…sort of. ☺
…sort of. ☺
Here is a wonderful chance to take type and make it dynamic!
A few weeks ago, our friends at FontGear launched a new contest and we invite you to combine type and video in a way that moves us all. And while you’re at it, you can win some cash as well.
And fonts don’t have to be the key theme. Pick one that interests you, but make sure that your videos share some focus on the creative and obvious use of typographic concepts, subjects, and storylines. Entry is free!
Want to add some extra zip to your work? We’ve heard that Adobe has a few products like Adobe Photoshop, Premiere, Flash or After Effects which can help you to be your most creative. But we digress. Whatever your choice of tools, you have a chance to win big. First place takes $1000, Second place $500, and Third place can win you $250.
A jury of industry professionals, featuring Adobe’s own Ginna Baldassarre, will choose the three best font-related videos submitted. So get your type on some tape or your glyphs on some clips, but make sure you enter by September 30, 2010. Time, like a film reel, is always running out!
Note that this is not part of my day job, and any views expressed on this topic are my own and do not reflect any position of Adobe’s on these issues.
This is a long one, but the punchline is that Dr. David Hailey has published some new analysis of 2004’s infamous purported Bush National Guard memos, with access to much better copies of them than have previously been available to anyone outside CBS. Although I disagree with his conclusions, having better samples has allowed me to do some analysis of my own, and I do believe we’ve got even more certainty about the typeface: it’s Times Roman (from Linotype, distributed heavily by Adobe and Apple) rather than Times New Roman (from Monotype, distributed heavily by Microsoft).
[Update, later same day: So, I’m reading through the Wikipedia entry on authenticity issues (cited below), and I run into this bit. “Desktop magazine in Australia analysed the documents in its November 2004 issue and concluded that the typeface was a post-1985 version of Times Roman, rather than Times New Roman….” Well, so much for my write-up being a scoop! All I can say is that I don’t recall that bit being there the last time I read the entire Wikipedia article… sigh.]
Here’s another really first-rate type family that is quite versatile but little seen: Penumbra (available in 16 fonts, four styles x four weights). This 1994 all-caps design by Lance Hidy is based on his own poster lettering. The letter proportions are in turn based on the classical Roman lettering of 2000 years ago, most frequently seen today in serifed form in Adobe’s Trajan.
The unusual thing about Penumbra is that it has a continuum of four designs from sans serif to fully serifed, with two steps in between Sans, Flare, Half-Serif and Serif sub-families. Penumbra was originally created as a Multiple Master typeface, a technology which is being phased out, but is still interesting enough that it will doubtless be the subject of a future blog posting.

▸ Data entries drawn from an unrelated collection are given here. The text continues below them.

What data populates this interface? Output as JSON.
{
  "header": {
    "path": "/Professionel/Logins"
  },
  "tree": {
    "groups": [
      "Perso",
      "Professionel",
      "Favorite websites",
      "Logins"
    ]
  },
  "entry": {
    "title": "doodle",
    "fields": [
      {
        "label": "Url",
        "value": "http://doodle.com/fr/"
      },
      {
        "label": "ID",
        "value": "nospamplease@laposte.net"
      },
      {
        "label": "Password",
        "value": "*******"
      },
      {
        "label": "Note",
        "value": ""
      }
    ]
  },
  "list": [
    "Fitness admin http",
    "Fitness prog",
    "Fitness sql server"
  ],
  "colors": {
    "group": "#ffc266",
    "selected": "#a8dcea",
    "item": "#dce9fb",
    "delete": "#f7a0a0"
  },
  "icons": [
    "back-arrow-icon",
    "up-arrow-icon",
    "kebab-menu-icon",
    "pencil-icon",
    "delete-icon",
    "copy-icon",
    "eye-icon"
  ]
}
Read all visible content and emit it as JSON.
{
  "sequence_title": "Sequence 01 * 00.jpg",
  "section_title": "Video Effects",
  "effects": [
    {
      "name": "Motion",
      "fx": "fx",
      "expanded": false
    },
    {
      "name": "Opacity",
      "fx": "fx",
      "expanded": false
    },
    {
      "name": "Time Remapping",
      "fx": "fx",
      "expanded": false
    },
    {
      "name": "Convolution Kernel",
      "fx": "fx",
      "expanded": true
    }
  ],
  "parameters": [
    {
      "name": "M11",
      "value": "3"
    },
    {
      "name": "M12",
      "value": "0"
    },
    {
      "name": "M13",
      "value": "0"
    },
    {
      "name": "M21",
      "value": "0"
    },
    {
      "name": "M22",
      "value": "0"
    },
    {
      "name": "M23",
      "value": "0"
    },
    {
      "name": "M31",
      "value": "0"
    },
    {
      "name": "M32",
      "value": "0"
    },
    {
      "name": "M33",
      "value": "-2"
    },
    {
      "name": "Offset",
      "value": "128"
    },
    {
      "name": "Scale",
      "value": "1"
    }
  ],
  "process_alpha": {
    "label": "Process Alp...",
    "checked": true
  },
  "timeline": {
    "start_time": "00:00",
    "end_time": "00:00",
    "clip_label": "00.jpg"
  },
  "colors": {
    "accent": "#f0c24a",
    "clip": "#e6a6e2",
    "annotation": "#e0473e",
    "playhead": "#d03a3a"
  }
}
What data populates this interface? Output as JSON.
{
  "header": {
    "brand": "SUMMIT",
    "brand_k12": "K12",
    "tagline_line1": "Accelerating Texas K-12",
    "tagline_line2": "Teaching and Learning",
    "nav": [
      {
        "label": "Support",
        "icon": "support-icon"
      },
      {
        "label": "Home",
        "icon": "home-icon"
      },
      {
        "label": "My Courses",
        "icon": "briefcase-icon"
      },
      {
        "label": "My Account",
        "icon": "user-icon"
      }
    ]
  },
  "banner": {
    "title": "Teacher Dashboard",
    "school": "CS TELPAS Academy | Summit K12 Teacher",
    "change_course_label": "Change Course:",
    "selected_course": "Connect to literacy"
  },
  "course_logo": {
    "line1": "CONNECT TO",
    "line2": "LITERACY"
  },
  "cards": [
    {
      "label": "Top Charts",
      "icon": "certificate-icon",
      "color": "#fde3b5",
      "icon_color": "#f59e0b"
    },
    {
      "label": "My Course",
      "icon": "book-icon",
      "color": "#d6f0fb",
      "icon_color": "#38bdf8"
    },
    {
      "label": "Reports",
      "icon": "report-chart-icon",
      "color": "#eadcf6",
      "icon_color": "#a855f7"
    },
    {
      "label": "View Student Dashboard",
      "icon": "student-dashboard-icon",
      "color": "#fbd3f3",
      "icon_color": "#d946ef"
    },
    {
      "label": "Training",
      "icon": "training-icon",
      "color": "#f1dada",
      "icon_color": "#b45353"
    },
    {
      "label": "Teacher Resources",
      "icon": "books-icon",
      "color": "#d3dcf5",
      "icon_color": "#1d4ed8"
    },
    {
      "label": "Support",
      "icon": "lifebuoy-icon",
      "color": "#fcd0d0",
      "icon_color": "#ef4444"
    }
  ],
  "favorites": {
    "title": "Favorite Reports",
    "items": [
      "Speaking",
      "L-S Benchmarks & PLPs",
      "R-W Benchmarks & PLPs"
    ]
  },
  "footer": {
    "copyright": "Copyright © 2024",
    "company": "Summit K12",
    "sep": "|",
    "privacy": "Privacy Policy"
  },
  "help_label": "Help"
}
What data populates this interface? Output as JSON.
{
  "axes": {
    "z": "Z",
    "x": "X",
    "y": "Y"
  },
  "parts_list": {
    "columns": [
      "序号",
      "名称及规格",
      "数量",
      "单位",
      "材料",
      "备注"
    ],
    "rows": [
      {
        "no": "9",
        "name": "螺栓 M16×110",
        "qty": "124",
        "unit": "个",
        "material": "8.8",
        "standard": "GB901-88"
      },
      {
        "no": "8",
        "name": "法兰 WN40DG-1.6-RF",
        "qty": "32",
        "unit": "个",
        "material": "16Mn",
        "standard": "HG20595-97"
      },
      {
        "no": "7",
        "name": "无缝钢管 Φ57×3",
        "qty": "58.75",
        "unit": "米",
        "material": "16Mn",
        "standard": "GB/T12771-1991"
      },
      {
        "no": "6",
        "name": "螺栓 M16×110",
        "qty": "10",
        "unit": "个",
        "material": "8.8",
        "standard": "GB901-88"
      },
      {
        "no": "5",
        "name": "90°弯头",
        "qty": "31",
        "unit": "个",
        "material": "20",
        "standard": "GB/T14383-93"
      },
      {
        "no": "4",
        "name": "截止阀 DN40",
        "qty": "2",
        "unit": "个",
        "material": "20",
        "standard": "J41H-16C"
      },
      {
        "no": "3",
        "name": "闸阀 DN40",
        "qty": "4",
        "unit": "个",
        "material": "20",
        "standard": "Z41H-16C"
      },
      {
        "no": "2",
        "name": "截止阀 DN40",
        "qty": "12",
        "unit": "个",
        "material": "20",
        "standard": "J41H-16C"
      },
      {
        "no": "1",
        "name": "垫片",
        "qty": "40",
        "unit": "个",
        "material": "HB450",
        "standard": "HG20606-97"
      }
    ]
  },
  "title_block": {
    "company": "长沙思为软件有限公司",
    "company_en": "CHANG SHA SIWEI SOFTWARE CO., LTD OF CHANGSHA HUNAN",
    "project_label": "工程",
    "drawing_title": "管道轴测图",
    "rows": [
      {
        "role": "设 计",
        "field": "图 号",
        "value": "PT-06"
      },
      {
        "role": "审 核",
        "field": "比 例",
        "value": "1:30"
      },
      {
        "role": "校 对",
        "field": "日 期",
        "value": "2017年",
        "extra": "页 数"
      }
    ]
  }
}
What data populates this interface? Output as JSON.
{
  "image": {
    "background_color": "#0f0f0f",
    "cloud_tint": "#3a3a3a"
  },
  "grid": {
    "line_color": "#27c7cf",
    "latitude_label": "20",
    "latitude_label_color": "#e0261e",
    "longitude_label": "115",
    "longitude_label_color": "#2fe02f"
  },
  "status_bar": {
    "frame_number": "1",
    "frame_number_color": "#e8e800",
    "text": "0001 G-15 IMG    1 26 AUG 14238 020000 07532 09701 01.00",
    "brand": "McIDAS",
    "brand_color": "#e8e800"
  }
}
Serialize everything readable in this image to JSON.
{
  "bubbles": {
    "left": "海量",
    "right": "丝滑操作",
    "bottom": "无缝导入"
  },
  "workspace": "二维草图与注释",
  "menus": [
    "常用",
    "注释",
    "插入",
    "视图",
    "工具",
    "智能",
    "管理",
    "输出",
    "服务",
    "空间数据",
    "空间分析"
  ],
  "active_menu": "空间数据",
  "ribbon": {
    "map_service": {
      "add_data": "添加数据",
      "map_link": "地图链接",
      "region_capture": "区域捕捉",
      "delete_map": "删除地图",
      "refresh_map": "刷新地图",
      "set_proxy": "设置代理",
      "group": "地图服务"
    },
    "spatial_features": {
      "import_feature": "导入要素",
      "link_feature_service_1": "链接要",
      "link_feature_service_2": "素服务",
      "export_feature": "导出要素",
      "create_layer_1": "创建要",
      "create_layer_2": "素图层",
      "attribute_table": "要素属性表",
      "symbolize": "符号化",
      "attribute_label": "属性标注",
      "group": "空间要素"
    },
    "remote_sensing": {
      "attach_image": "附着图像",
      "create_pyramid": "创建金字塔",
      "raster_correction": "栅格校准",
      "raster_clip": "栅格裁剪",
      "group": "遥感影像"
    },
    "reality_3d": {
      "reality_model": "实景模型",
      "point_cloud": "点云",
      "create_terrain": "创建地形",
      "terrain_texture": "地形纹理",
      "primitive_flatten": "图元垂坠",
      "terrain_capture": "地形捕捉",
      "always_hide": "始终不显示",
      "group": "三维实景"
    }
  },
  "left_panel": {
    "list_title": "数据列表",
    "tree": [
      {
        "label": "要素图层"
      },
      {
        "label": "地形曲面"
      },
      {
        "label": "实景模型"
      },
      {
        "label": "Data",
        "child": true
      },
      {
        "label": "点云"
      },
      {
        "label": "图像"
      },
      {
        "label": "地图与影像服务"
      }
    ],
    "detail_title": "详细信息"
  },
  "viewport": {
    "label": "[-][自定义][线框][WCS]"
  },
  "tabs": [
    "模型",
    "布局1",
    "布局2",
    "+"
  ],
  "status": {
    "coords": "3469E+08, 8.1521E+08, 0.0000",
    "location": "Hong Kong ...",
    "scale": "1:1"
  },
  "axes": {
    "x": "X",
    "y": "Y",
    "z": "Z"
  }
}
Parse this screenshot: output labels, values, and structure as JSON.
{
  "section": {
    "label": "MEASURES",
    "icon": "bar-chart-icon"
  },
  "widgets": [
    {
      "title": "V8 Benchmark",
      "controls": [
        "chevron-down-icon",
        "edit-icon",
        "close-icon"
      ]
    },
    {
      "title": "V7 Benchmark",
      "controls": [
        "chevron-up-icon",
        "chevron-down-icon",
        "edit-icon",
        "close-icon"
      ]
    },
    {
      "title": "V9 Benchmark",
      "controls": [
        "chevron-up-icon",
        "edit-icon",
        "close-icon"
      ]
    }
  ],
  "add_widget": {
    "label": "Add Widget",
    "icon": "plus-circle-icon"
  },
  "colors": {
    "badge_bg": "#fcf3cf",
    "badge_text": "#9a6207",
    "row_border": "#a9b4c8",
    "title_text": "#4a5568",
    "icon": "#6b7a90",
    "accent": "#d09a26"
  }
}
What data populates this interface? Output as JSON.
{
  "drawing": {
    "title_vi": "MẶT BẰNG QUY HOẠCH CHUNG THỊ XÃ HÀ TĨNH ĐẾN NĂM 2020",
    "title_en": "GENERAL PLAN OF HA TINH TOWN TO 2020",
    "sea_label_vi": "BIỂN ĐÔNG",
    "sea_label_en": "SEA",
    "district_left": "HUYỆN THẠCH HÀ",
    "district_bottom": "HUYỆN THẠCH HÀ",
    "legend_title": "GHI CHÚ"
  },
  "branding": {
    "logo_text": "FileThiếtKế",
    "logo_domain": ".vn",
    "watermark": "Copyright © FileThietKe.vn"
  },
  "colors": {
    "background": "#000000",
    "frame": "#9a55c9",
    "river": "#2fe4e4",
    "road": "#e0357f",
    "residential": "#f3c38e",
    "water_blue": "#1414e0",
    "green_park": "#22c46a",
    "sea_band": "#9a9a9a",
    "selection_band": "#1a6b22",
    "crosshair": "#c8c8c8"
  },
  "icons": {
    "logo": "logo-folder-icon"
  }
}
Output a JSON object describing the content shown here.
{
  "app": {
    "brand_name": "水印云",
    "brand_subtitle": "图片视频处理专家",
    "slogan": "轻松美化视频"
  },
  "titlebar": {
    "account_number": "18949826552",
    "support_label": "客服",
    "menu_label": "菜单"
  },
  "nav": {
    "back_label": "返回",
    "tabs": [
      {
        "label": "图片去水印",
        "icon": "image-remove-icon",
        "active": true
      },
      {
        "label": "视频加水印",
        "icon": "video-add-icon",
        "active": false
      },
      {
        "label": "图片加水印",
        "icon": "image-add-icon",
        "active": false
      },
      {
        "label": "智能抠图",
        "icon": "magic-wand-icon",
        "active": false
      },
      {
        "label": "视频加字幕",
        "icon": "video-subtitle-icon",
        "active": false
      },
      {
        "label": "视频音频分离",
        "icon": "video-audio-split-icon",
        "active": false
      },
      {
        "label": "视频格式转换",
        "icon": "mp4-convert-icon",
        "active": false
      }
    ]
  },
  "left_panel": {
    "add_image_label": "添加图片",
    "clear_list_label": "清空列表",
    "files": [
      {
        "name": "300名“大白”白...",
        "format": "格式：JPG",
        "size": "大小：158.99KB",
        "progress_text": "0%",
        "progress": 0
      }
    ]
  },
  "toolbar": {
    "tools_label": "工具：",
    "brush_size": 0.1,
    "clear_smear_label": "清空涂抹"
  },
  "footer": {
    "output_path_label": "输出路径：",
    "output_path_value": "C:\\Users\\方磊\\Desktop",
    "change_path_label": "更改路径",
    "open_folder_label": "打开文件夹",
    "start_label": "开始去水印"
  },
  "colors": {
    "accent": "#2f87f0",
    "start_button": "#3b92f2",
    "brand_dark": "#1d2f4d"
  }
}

Here are four of the sixteen Penumbra fonts:
Penumbra Sans Light
Penumbra Serif Regular
Penumbra Sans Semibold
Penumbra Serif Bold
In its pure sans serif form, Penumbra almost recalls Futura or other geometric sans serifs, while in the pure serif form it has the versatility of the previously mentioned Trajan, while being more robust. I think one can use Penumbra for titling/display work anywhere one might think of using Trajan or all-caps Futura, which is saying a lot: book and magazine covers, posters, flyers and headlines are all fine candidates for Penumbra.
I must confess I owe a personal debt to Penumbra: it was the typeface that made me rethink the relationship between classical roman forms and geometric ones, and showed me how well those classical proportions could be used in a sans serif (though of course it was not the first to do so). My own upcoming typeface, Hypatia Sans (of which more later), represents my own take on this issue, among others.
Occasionally, I am going to do a feature on one of our most overlooked typefaces. These are typefaces that I think very highly of, but don’t sell like hotcakes. Today I’m starting with Chaparral, designed by Carol Twombly around 1997.
As you can see, Chaparral is a humanist take on the slab serif genre. It has more contrast than most slab serif faces (even more evident in the semibold and bold weights). The angle of stress is not quite vertical, though it’s close. The ends of the slab serifs are not quite square-cut, either. And of course it’s proportionally spaced, rather than being monospaced like Courier.
The net effect is a sturdy but versatile text face. Adding to this versatility is the range of optical size variants that the typeface is equipped with. As a full-featured OpenType design, Chaparral also features, central European language coverage, small caps, oldstyle figures, ligatures and other typographic refinements.
Although Adobe has its corporate typefaces (Minion and Myriad), which reduce my opportunities to use other fonts, I have used Chaparral for a number of projects, to great success. I’ve recommended it for usage in a remarkable range of situations, from the body text for a health-related magazine, to general office use when something warm and not too clinical was desired.